The Dawn of Blockchain in Law

Blockchain technology is being aggressively used in fund administration, real estate, banking, and information services. The legal industry has also begun exploring blockchain tech and setting up communities that work on acclimatizing legal to blockchain in order to gain a competitive advantage[1].

Why the love for blockchain?
According to digital strategist Andrew Medal1, “the immutable and transparent nature of the blockchain” is what industry leaders find enticing. According to the co-founder of Ethereum1, a blockchain-based computing platform, blockchain is the most powerful entity that can control any system, and is set to revolutionize the IT strategies of all industries as we know them.

How is legal incorporating blockchain?
Law firms are building their familiarity with this technology to create digitally secure smart contracts[2] and to process transactions. Only with an explicit understanding of this technology can they get clients on board and provide intelligent advice for actualizing these contracts and transactions.

What are smart contracts?
Ethereum smart contracts are self-enforcing contracts. They require a fulfillment of specific terms to proceed with the implementation of the contract’s instructions. It is essentially a program that will be executed exactly as it is written.

Although the smart contract is a confident alternative to the traditional legal contract, great care must be taken while writing it. An error-free smart contract will be executed smoothly. However, programming errors can cause misuse and exploitation of the contract2. Once a standard format is established for these contracts, their unmitigated use is in the cards for the legal industry.

Law firms dabbling in blockchain
14 law firms have joined the Ethereum Enterprise Alliance (EEA) to develop blockchain solutions and to test smart contracts. But the development of smart contracts isn’t restricted to the EEA alone. Frost Brown Todd has created a prototype smart contract that it is going to begin using in software escrow agreements2. They claimed that a theoretical knowledge of blockchain is insufficient to truly understand this highly complex technology, and law firms must venture out and use it in a full-fledged fashion to grasp it completely.

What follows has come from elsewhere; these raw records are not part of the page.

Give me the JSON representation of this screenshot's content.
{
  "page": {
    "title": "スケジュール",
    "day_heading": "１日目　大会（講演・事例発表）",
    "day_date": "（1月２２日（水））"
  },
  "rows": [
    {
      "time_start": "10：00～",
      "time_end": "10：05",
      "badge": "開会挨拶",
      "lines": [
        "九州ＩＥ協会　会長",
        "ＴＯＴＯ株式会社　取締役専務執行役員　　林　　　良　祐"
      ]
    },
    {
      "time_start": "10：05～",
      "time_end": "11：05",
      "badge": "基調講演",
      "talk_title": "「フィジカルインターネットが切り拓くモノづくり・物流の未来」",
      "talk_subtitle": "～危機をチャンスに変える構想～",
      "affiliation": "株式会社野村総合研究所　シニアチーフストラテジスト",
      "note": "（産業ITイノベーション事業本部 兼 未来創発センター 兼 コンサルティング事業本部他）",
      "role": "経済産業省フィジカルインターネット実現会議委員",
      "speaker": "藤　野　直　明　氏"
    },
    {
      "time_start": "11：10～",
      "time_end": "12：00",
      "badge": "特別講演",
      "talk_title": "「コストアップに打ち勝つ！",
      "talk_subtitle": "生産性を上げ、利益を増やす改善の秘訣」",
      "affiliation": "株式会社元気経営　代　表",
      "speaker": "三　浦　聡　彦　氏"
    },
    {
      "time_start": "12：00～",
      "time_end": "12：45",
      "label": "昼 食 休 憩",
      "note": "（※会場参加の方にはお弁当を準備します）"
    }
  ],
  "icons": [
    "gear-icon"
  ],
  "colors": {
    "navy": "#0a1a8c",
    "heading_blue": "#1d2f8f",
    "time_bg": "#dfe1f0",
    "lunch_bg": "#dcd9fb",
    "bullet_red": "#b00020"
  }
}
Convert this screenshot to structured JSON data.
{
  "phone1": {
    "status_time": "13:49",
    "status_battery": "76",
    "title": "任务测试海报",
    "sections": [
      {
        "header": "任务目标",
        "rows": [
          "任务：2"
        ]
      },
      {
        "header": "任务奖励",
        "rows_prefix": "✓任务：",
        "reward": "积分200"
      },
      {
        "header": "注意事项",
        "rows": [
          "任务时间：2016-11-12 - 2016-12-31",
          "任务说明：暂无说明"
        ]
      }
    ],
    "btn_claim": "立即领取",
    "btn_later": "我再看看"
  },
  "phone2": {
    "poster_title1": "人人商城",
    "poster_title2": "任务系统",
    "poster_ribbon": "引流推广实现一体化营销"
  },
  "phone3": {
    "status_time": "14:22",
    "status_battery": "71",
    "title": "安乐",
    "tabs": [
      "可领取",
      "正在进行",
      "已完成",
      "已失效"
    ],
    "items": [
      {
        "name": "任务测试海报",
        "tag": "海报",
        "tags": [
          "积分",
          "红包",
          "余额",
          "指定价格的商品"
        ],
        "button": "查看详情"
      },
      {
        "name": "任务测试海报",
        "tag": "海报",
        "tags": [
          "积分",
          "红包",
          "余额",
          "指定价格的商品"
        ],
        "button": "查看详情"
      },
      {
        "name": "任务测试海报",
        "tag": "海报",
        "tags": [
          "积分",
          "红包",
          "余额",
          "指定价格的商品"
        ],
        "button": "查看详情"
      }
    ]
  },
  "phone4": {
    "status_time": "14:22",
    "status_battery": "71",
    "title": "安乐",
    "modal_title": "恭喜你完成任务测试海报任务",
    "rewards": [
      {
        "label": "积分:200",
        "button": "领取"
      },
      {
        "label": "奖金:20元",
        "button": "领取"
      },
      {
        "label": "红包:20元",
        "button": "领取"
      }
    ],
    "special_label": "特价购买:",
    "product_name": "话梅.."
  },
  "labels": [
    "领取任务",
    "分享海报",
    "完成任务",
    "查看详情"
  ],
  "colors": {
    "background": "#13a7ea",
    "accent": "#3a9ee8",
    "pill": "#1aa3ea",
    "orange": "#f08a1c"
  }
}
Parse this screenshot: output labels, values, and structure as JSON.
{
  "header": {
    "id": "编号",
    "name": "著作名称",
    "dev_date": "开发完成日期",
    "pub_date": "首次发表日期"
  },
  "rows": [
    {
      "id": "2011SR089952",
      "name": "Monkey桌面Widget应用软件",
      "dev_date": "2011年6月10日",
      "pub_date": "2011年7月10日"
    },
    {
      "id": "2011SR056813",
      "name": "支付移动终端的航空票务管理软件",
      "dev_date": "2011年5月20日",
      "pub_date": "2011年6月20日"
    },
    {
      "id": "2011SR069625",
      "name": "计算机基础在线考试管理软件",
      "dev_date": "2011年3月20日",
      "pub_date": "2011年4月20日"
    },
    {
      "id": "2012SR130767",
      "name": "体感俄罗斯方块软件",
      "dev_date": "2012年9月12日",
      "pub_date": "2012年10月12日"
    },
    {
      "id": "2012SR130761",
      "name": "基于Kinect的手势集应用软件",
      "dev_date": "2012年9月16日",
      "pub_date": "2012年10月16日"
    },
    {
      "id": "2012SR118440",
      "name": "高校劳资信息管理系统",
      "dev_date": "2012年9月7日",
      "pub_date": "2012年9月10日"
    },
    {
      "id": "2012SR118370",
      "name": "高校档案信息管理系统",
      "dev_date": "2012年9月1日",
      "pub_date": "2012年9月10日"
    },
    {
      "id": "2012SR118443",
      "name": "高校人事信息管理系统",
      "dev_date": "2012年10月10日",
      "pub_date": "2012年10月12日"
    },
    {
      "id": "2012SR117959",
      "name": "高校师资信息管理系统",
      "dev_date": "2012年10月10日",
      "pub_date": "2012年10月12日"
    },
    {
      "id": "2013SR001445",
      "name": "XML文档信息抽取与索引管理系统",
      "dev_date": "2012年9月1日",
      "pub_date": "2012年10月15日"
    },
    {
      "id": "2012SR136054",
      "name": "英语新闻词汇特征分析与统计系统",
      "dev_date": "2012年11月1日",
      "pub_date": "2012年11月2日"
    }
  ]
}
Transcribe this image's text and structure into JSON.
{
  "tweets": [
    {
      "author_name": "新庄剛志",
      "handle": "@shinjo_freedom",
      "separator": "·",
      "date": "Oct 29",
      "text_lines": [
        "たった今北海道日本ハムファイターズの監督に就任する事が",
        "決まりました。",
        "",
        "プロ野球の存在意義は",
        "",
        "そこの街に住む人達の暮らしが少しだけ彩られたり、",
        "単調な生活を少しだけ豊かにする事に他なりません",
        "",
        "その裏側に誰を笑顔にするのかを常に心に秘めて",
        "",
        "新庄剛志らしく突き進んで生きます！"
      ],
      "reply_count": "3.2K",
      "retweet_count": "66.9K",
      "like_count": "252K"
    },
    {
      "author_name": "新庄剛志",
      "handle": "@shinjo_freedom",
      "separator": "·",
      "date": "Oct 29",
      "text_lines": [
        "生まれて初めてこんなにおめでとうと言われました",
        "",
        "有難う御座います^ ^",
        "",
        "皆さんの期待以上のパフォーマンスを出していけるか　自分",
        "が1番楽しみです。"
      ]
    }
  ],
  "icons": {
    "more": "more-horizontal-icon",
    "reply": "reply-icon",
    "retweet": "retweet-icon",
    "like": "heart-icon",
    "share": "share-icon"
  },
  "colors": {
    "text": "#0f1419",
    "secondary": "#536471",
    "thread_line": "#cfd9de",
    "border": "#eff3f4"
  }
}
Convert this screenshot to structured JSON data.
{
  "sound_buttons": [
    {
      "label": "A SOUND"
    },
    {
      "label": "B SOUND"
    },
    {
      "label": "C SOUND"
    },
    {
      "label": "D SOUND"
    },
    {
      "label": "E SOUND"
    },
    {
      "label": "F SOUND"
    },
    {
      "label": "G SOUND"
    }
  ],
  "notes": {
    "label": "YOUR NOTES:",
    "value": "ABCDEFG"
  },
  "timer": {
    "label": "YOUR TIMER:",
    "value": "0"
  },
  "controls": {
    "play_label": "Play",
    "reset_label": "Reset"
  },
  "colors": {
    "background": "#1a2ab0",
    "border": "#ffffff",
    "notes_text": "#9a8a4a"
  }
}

How can you make a smart contract?
Smart contracts are written in computer languages which are mostly unfamiliar to the average attorney. Law firms need to hire third party programmers to construct these smart contracts in collaboration with their attorneys. The requirement of an entirely new skill set may explain the slow adoption of blockchain in the legal industry2.
What are your thoughts on blockchain for legal? Let us know in the comments section of this article.